"I'm still her hunter," he said. "I've got to stay with the little queen. Somebody got to tell her who she is, what they done."

Abel waited in the swamp for a handful of days, venturing out only to check his traps and, once, to visit Her Majesty's cabin. She was gone. The chest of drawers with the broken mirror was gone. The cabin was empty except for the big loom.

When Abel made his way back to the plantation, instead of turning toward the slave quarters, he found himself walking up the road to the Big House, with no plan of what he was going to do when he got there. Nobody was in sight in the front yard or on the veranda, but he could hear voices in the back. He walked around. The white paint gave out halfway back.

The back of the house looked like a different building, with an untidy ell and a lean-to porch that was trying to lean away. There were dogs and chickens and a pen with a half-grown pig. A man was chopping wood for the kitchen fire; this time of year they were using the outdoor kitchen. Two women were fixing to wash clothes in a big kettle. Another was plucking a chicken. She looked up and saw Abel. He waited.

"Here, boy. Why you just standing around? You Daniel? We been waiting for you since yesterday."

He mumbled an apology. She started to grab his arm and then looked down at her bloody hands. She jerked her head toward the back porch: "You supposed to be in there already. No, wait. You look a right mess. Wash up first, n' there's a clean shirt might fit you. You ain't a field hand now; gotta look nice for the ladies."

So Abel became Daniel, and a house slave. Daniel, he found out, had run away two nights before. Nobody had dared tell the overseer, which was unusual. Stranger still, nobody called him out. Auntie Hannah came to the house once, and she never let on she knew he wasn't Daniel. She even brought him some of his own things—Abel's, not Daniel's—but only said they belonged to another boy who had gotten himself drowned in the swamp. She looked right at Abel as she said that. He shifted his feet nervously, a tiny dance. Hannah didn't blink an eye.
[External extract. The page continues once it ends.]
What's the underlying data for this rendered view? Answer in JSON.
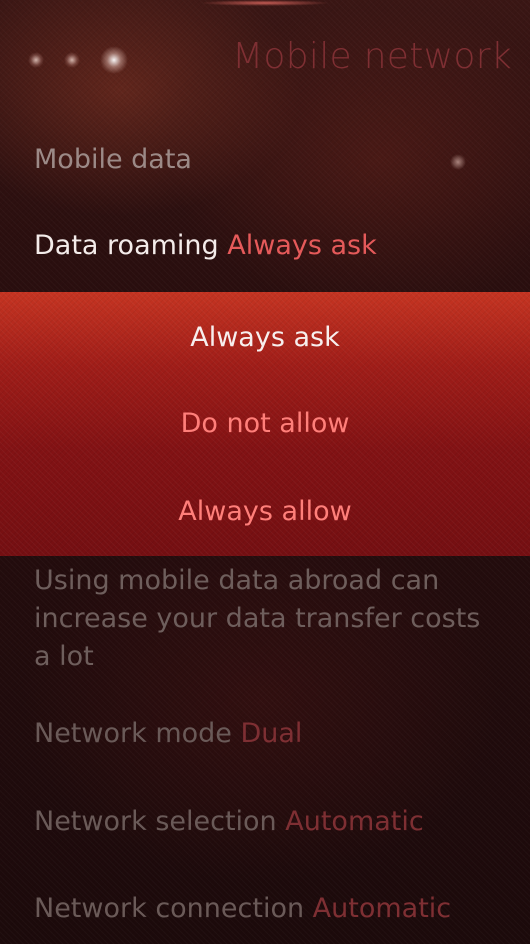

That was when Abel figured out that he could hide in plain sight. More than just pretending to be someone else—did anyone care, after all, about the difference between a short mumbling slave boy and a tall surly one?—he was able to divert the gaze of anyone who looked too close. The Mistress could be looking for someone to hitch up her cart, and if Abel was busy with something else and didn't want to leave off, she would walk right past him in the yard. Sometimes it worked the other way too. He could make himself be seen: be the one they needed when it suited him. That's how he became the chief child-tender for the Mistress's new girl-child.
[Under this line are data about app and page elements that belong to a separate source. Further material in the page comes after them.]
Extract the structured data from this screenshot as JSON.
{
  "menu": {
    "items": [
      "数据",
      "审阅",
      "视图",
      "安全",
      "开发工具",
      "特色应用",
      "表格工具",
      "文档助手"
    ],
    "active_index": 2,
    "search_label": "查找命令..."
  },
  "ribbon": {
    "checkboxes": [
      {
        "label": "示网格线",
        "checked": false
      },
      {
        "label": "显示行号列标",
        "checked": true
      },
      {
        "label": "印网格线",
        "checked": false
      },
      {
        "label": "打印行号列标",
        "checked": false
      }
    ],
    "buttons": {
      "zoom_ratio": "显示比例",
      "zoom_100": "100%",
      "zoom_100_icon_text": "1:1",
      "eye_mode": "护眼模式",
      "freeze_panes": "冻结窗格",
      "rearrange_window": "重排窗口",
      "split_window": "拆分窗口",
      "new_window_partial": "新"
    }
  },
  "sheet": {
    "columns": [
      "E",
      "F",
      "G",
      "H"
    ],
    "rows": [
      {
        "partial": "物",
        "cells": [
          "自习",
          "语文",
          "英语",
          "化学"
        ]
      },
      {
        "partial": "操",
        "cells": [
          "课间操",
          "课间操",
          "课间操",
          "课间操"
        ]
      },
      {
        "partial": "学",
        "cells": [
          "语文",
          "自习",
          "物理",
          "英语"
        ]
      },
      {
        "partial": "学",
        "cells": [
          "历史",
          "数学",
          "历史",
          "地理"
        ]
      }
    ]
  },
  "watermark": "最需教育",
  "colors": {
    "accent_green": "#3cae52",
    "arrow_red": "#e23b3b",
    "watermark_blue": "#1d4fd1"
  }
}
Whoever notices the soft-spoken slave taking care of a curly-headed girl, making her laugh (but never cracking a smile himself), dancing with her up and down the big front stairs? Who pays attention to the steps he is teaching her?

He has a particular kind of dance in mind, and a special occasion for it. Another purifying fire is coming, not soon but sooner than they think, flames from the north. He can smell it.
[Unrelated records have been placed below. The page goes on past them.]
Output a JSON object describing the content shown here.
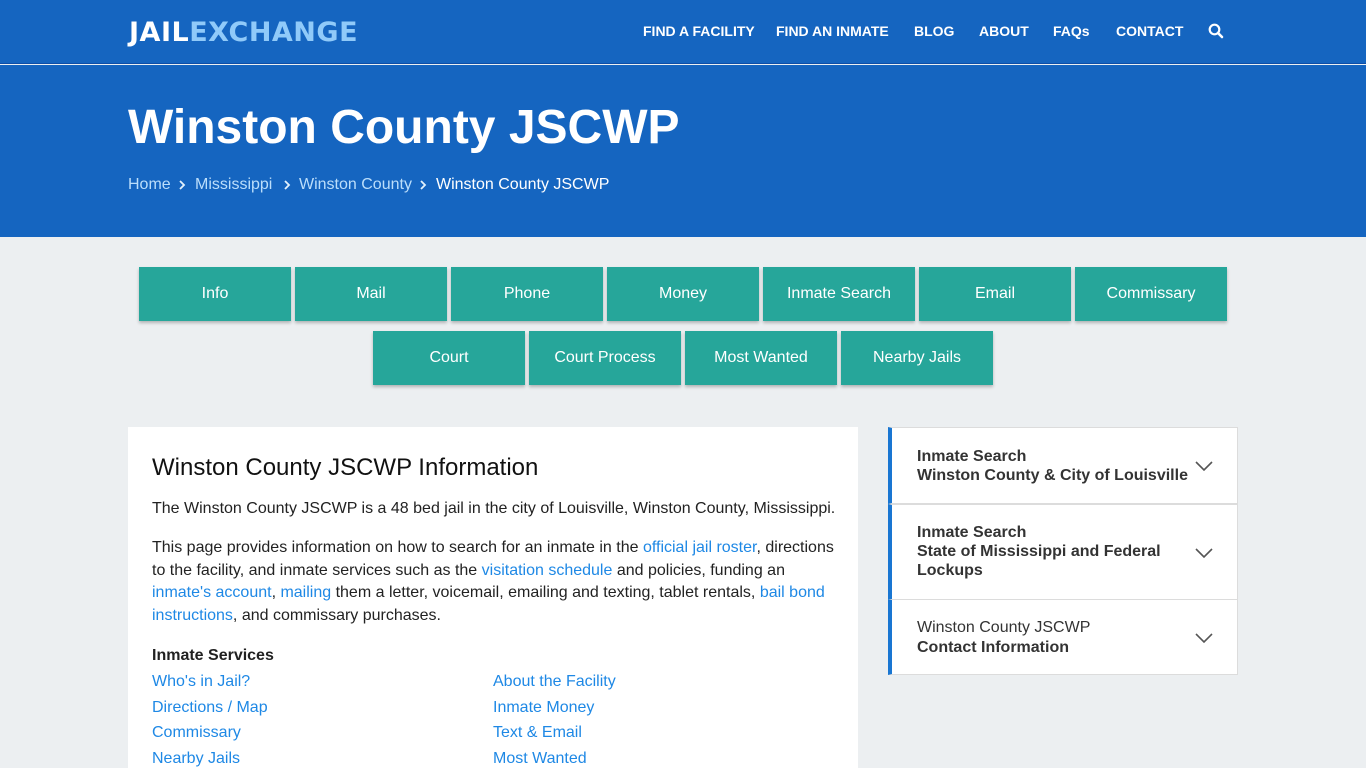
{
  "header": {
    "logo_part1": "JAIL",
    "logo_part2": "EXCHANGE",
    "nav": [
      "FIND A FACILITY",
      "FIND AN INMATE",
      "BLOG",
      "ABOUT",
      "FAQs",
      "CONTACT"
    ],
    "search_icon": "search-icon"
  },
  "hero": {
    "title": "Winston County JSCWP",
    "breadcrumb": [
      "Home",
      "Mississippi",
      "Winston County",
      "Winston County JSCWP"
    ]
  },
  "tabs": {
    "row1": [
      "Info",
      "Mail",
      "Phone",
      "Money",
      "Inmate Search",
      "Email",
      "Commissary"
    ],
    "row2": [
      "Court",
      "Court Process",
      "Most Wanted",
      "Nearby Jails"
    ]
  },
  "main": {
    "heading": "Winston County JSCWP Information",
    "intro": "The Winston County JSCWP is a 48 bed jail in the city of Louisville, Winston County, Mississippi.",
    "p2": {
      "t1": "This page provides information on how to search for an inmate in the ",
      "l1": "official jail roster",
      "t2": ", directions to the facility, and inmate services such as the ",
      "l2": "visitation schedule",
      "t3": " and policies, funding an ",
      "l3": "inmate's account",
      "t4": ", ",
      "l4": "mailing",
      "t5": " them a letter, voicemail, emailing and texting, tablet rentals, ",
      "l5": "bail bond instructions",
      "t6": ", and commissary purchases."
    },
    "services_title": "Inmate Services",
    "services_left": [
      "Who's in Jail?",
      "Directions / Map",
      "Commissary",
      "Nearby Jails"
    ],
    "services_right": [
      "About the Facility",
      "Inmate Money",
      "Text & Email",
      "Most Wanted"
    ]
  },
  "sidebar": [
    {
      "line1": "Inmate Search",
      "line2": "Winston County & City of Louisville",
      "line3": ""
    },
    {
      "line1": "Inmate Search",
      "line2": "State of Mississippi and Federal",
      "line3": "Lockups"
    },
    {
      "line1": "Winston County JSCWP",
      "line2": "Contact Information",
      "line3": ""
    }
  ],
  "colors": {
    "brand_blue": "#1565c0",
    "teal_button": "#26a69a",
    "link": "#1e88e5"
  }
}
What can a young girl do? What can a girl and a slave do together? Someone inside the house can open doors and gates, hide the guns, blow the flames up high. A young woman can charm the men, waltz with them, and learn their secrets. An old slave can carry messages, and knives.

Nobody thinks about those things. They just think, What a pretty little girl! Don't she favor her mother, though? And she will, yes. She'll take after her mama.


Brian Attebery is a longtime fan and scholar of fantasy and the co-editor of The Norton Book of Science Fiction. This is his first published work of fiction. He lives in Idaho, where he teaches both literature and music.